Brazenly named, each drink gives a nod to its high nutrition benefit, such as the Chilled AF cold-pressed tropical juice, boasting a hefty 300mg dose of passion flower, or the Morning Glory breakfast smoothie spiked with a a double-shot of Guatemalan coffee.
But what does ‘queer’ mean?
Queer describes sexual and gender identities other than straight and cisgender. Lesbian, gay, bisexual and transgender people may all identify with the word queer. Queer is also used to express that sexuality and gender can be complicated, can change over time, and might not fit exactly into either/or identities, such as male or female, gay or straight.
Want to know more?
BBC Three’s Queer Britain is a warm and empathetic documentary presented by YouTuber and journalist Riyadh Khalaf, over six episodes Queer Britain gets under the skin of queer culture and shines a light on the challenges faced by the LGBTQIA+ community. In episode six in a bid to understand what queer is and why it is becoming an umbrella term, Khalaf meets the people who use the label. You can watch all episodes available to stream now on BBC iPlayer.

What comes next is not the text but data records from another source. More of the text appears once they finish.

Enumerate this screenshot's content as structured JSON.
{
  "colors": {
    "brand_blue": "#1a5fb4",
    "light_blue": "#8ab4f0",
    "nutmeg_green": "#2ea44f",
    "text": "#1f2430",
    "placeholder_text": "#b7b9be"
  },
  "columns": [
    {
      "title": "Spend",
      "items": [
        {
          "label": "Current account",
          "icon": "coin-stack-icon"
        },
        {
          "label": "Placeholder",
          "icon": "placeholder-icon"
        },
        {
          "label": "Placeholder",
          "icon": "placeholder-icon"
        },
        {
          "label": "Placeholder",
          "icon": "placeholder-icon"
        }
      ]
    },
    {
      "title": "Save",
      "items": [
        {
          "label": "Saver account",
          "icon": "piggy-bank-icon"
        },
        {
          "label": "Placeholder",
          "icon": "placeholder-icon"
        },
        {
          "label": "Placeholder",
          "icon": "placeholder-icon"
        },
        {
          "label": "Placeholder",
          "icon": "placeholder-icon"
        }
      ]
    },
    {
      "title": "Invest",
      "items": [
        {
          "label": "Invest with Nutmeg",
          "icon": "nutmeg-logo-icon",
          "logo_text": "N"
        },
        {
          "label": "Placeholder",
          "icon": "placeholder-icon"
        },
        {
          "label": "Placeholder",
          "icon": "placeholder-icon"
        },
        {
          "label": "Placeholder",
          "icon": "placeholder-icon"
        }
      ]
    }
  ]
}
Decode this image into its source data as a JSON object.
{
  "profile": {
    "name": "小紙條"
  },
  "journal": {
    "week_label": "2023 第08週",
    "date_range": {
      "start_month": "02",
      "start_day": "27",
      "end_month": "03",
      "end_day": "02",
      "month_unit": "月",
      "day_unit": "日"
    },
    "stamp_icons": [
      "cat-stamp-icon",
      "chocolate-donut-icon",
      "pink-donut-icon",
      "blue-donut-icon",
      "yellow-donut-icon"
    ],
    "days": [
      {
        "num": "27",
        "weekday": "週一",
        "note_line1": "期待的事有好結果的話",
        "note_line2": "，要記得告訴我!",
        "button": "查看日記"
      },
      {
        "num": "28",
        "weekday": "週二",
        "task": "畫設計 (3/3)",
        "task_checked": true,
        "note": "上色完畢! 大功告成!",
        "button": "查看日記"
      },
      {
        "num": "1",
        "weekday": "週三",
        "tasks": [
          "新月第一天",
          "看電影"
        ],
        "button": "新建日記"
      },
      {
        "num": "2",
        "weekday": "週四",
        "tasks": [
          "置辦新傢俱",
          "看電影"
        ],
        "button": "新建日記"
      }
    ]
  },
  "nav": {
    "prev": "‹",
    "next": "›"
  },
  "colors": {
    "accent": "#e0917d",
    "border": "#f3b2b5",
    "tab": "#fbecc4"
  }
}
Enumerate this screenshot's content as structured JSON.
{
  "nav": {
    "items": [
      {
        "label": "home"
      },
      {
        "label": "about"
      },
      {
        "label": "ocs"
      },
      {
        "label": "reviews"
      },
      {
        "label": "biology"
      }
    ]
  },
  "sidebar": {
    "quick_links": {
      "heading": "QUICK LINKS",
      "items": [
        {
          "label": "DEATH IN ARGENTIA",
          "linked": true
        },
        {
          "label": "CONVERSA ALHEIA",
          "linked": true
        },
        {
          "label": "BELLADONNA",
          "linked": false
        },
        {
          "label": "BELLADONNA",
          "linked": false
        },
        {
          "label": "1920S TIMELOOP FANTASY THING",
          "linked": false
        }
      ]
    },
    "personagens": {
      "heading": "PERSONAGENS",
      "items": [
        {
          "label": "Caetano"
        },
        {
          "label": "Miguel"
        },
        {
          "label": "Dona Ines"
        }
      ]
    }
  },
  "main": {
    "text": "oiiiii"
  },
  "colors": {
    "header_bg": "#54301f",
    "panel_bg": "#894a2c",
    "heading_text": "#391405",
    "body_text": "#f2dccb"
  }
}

Meanwhile, BBC 6 Music are celebrating LGBTQUIA+ voices throughout June with the return of its annual Loud and Proud season of special shows, featuring guest mix’s from gay icons including The XX’s Oliver Sim, iconic English drag queen Bimini and pop-provocateur singer Peaches. Head over to BBC Sounds to listen to all four shows.
We want to hear from you!
What queer-run brands and small businesses do you love to stock up in your cupboards or use in your kitchen? Leave your recommendations in the comments.